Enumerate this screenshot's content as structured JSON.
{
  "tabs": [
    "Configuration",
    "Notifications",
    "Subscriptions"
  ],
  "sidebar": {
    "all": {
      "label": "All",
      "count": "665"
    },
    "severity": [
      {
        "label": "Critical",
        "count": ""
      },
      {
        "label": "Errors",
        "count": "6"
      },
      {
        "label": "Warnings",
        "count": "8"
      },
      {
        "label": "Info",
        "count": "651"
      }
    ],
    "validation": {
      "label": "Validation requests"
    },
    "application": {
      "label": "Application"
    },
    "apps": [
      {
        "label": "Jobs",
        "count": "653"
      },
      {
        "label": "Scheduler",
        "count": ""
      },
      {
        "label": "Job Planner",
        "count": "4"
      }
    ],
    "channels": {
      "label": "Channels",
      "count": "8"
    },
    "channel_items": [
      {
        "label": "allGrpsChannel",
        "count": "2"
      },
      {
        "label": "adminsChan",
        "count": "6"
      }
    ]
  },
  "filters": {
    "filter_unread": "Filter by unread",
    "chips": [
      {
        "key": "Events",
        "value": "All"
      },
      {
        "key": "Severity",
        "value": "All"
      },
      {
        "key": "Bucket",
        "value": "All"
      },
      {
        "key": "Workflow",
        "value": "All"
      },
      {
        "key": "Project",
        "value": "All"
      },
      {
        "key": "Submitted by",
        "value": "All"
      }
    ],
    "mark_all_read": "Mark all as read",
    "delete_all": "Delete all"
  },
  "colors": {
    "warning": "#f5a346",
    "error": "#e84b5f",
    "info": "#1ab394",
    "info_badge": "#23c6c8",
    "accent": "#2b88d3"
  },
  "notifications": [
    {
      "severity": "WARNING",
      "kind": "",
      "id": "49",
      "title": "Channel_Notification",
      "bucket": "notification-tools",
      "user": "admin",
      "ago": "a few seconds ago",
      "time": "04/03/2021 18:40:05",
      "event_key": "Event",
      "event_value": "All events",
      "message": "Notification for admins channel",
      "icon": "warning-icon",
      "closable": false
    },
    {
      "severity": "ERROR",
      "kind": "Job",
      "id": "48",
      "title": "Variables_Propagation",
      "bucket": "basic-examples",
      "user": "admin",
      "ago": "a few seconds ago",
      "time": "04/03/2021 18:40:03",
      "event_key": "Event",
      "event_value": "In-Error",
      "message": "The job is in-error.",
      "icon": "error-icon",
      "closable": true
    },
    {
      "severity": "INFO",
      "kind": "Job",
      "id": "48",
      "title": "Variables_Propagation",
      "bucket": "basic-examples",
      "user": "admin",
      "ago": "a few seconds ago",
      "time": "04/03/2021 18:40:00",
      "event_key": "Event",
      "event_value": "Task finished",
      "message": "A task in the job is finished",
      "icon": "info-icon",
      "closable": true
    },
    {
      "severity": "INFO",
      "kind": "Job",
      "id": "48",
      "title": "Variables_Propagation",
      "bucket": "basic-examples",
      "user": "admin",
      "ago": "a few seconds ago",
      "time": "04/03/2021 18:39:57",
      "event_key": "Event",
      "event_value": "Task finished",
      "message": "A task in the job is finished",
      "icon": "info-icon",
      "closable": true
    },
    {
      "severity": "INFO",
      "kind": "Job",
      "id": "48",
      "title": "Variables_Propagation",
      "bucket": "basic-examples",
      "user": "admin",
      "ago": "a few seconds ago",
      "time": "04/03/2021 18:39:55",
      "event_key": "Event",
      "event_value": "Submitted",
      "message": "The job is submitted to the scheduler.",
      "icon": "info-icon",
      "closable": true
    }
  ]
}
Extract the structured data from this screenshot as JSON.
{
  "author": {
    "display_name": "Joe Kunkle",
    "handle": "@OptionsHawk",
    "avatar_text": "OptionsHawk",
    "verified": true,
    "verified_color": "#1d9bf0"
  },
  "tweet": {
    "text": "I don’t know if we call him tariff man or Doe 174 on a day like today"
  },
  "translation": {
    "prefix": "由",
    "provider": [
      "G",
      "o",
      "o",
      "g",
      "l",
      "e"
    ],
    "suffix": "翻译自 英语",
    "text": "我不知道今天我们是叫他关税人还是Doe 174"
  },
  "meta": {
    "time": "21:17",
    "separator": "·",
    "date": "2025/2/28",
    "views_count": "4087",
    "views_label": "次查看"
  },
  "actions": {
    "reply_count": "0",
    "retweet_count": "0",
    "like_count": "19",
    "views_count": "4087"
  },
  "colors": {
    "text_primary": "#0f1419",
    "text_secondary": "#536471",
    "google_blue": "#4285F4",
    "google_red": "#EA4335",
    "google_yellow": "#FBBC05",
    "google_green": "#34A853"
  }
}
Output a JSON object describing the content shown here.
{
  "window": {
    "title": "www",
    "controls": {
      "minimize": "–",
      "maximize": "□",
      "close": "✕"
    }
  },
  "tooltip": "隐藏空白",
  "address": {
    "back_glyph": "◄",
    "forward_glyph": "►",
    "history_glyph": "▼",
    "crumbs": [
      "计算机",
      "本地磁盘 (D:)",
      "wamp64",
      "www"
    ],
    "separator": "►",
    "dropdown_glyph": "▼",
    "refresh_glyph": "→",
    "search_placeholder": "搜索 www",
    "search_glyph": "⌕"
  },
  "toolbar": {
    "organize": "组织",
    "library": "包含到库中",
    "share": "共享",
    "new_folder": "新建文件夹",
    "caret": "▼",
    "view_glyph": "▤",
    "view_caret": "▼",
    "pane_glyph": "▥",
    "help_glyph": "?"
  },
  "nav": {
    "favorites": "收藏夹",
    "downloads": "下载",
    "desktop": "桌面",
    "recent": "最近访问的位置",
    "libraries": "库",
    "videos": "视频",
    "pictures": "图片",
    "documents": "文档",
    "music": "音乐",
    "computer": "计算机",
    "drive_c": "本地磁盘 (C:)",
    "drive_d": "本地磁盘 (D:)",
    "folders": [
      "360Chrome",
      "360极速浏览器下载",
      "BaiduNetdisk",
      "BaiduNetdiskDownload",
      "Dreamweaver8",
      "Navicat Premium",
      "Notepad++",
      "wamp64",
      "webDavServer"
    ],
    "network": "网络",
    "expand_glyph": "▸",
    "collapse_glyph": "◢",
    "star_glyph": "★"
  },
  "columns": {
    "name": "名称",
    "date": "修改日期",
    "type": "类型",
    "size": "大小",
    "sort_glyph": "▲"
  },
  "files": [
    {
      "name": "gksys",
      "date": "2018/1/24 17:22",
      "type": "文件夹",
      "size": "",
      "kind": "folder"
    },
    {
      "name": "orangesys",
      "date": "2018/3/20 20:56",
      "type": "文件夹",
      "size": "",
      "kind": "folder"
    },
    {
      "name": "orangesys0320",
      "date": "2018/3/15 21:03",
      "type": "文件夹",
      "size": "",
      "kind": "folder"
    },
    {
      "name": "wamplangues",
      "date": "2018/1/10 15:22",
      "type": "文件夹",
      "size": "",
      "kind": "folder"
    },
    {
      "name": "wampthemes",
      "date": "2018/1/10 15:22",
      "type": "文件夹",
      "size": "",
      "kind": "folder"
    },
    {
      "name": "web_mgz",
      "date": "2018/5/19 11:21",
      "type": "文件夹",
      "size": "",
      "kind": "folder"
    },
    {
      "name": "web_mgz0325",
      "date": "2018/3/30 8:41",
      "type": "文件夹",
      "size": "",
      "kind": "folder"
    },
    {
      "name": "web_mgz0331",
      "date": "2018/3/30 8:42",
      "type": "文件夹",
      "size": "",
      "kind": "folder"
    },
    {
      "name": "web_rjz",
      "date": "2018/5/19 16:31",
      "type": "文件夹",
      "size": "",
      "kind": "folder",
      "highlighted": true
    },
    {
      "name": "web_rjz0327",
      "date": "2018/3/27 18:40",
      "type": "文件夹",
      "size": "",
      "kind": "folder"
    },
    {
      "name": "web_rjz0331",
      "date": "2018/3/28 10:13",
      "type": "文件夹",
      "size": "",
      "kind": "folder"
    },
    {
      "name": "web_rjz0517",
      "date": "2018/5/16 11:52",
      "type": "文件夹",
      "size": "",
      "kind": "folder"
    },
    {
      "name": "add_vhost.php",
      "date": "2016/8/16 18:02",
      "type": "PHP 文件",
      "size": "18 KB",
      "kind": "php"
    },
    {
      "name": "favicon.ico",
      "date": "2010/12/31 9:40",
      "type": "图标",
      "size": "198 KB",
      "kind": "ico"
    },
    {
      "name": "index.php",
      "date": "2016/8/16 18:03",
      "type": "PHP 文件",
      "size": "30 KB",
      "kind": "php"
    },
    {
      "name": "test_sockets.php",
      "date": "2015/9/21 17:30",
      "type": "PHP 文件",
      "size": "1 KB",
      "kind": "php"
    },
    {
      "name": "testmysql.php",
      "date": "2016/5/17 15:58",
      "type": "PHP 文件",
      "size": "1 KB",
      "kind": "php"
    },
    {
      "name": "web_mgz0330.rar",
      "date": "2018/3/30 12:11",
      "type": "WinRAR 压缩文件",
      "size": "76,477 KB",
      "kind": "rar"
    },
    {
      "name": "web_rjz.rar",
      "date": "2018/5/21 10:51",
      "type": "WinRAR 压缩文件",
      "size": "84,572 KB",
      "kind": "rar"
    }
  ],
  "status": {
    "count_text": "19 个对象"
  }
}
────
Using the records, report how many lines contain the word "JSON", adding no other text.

3